(Page and application data records)

***

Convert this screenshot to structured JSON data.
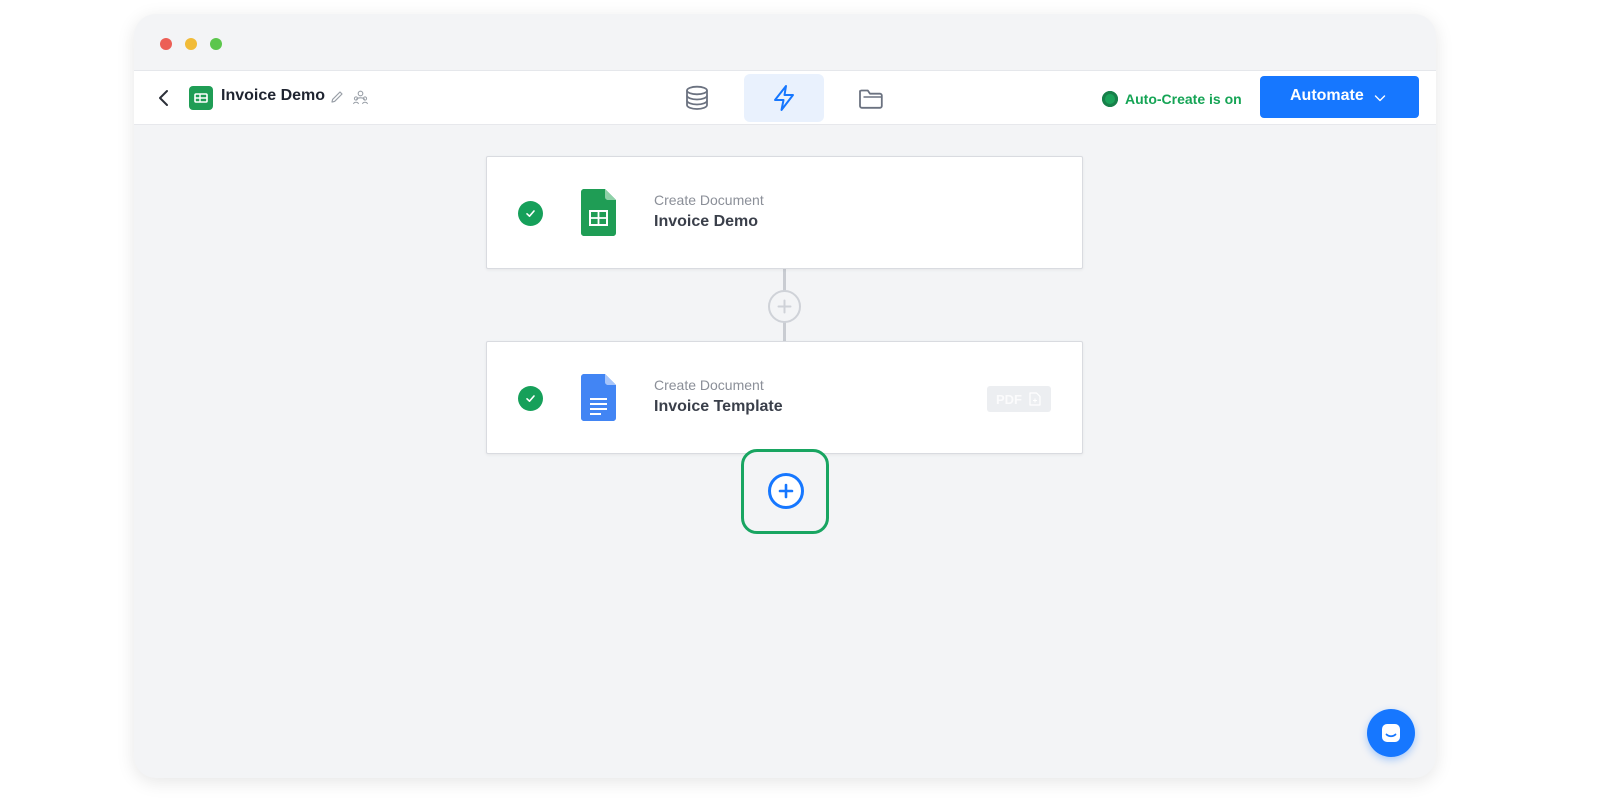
{
  "window": {
    "controls": [
      "close",
      "minimize",
      "zoom"
    ]
  },
  "toolbar": {
    "back_icon": "chevron-left-icon",
    "doc_icon": "sheets-icon",
    "doc_title": "Invoice Demo",
    "edit_icon": "pencil-icon",
    "share_icon": "people-icon",
    "tabs": [
      {
        "icon": "database-icon",
        "active": false
      },
      {
        "icon": "lightning-icon",
        "active": true
      },
      {
        "icon": "folder-icon",
        "active": false
      }
    ],
    "auto_create_status": "Auto-Create is on",
    "automate_label": "Automate",
    "automate_chevron": "chevron-down-icon"
  },
  "flow": {
    "steps": [
      {
        "kind": "Create Document",
        "name": "Invoice Demo",
        "file_icon": "google-sheets-icon",
        "status": "done"
      },
      {
        "kind": "Create Document",
        "name": "Invoice Template",
        "file_icon": "google-docs-icon",
        "status": "done",
        "badge": "PDF"
      }
    ],
    "add_between_icon": "plus-circle-icon",
    "add_step_icon": "plus-circle-icon"
  },
  "chat": {
    "icon": "chat-icon"
  },
  "colors": {
    "accent": "#1677ff",
    "success": "#16a05a",
    "sheets_green": "#1f9d55",
    "docs_blue": "#4285f4",
    "background": "#f3f4f6"
  }
}
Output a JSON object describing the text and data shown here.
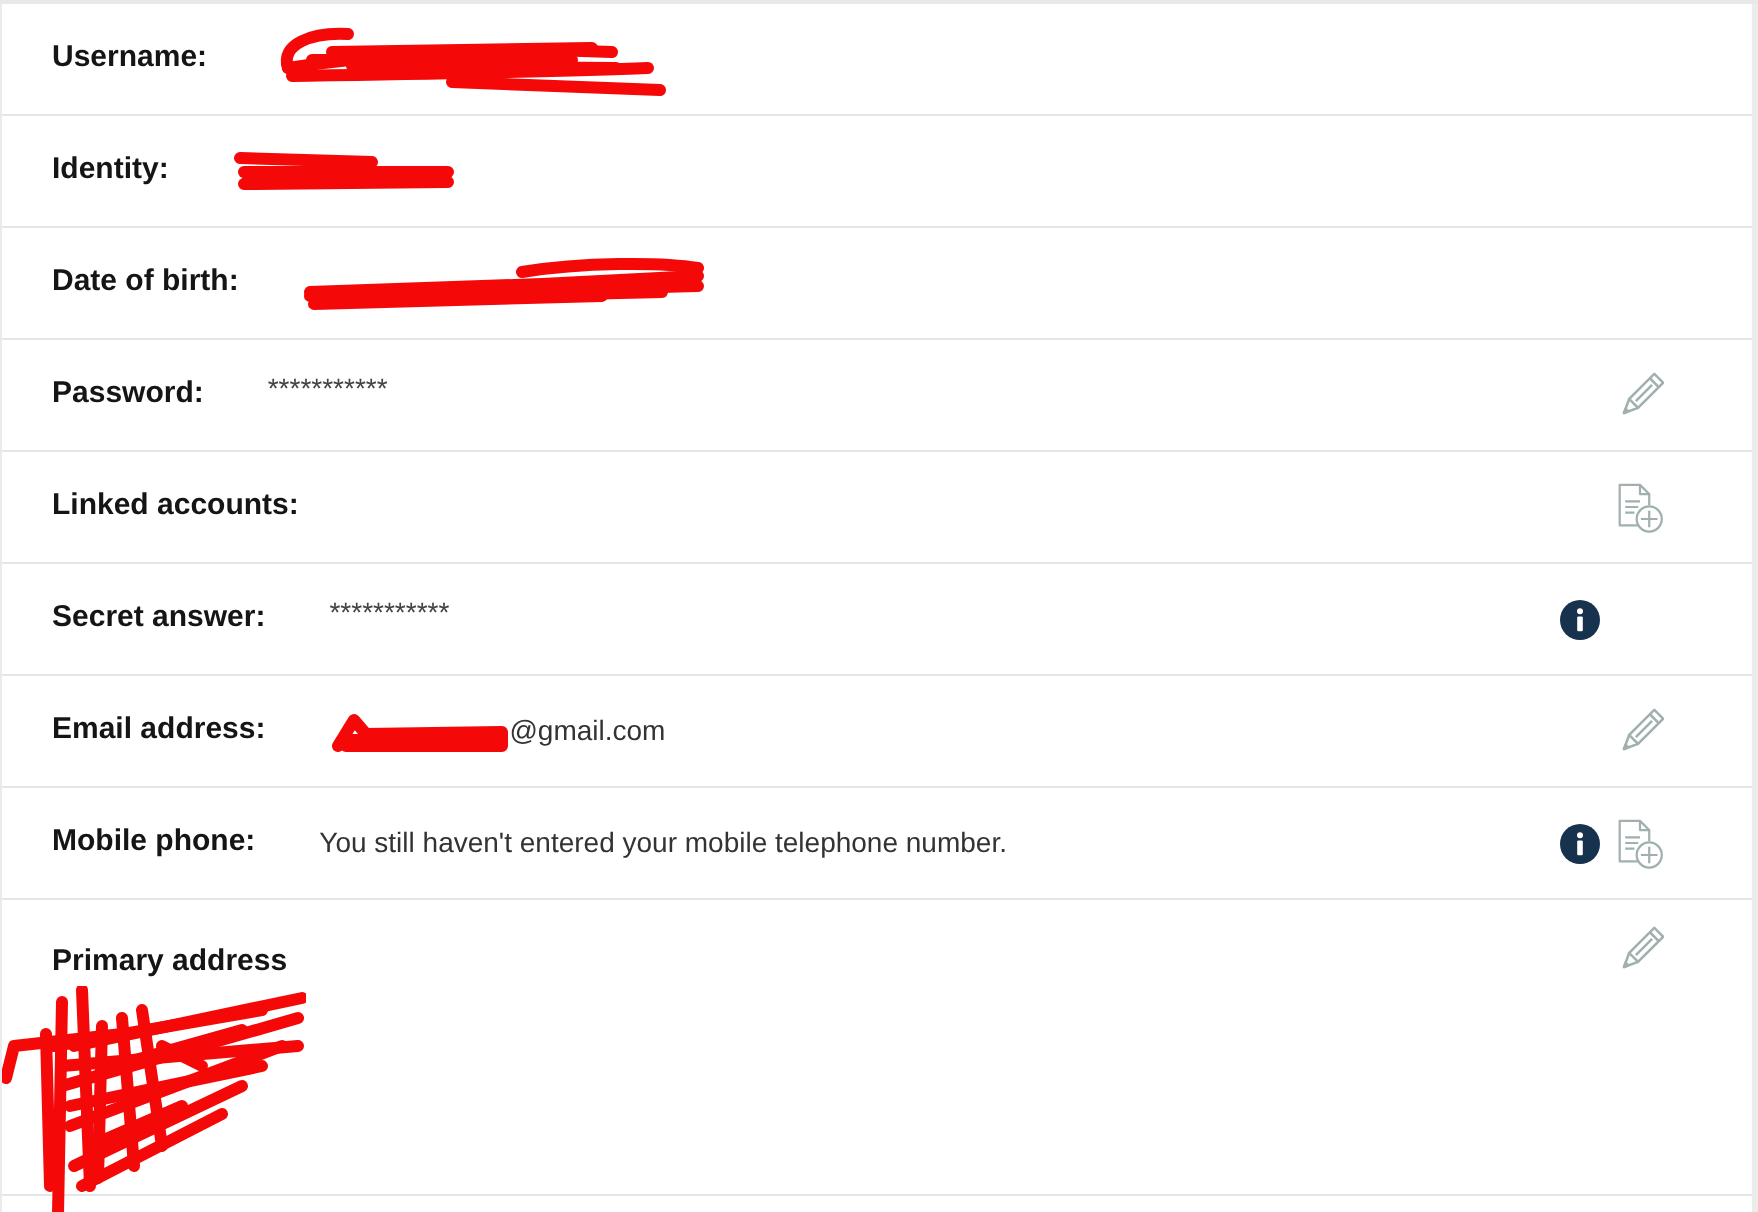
{
  "fields": [
    {
      "kind": "inline",
      "label": "Username:",
      "redacted": true
    },
    {
      "kind": "inline",
      "label": "Identity:",
      "redacted": true
    },
    {
      "kind": "inline",
      "label": "Date of birth:",
      "redacted": true
    },
    {
      "kind": "inline",
      "label": "Password:",
      "value": "***********",
      "masked": true,
      "icons": [
        {
          "kind": "edit"
        }
      ]
    },
    {
      "kind": "inline",
      "label": "Linked accounts:",
      "icons": [
        {
          "kind": "add"
        }
      ]
    },
    {
      "kind": "inline",
      "label": "Secret answer:",
      "value": "***********",
      "masked": true,
      "icons": [
        {
          "kind": "info"
        }
      ]
    },
    {
      "kind": "inline",
      "label": "Email address:",
      "redacted": true,
      "value": "@gmail.com",
      "icons": [
        {
          "kind": "edit"
        }
      ]
    },
    {
      "kind": "inline",
      "label": "Mobile phone:",
      "value": "You still haven't entered your mobile telephone number.",
      "icons": [
        {
          "kind": "info"
        },
        {
          "kind": "add"
        }
      ]
    },
    {
      "kind": "stacked",
      "label": "Primary address",
      "redacted": true,
      "icons": [
        {
          "kind": "edit"
        }
      ]
    }
  ]
}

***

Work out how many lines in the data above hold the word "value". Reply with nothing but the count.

Response: 4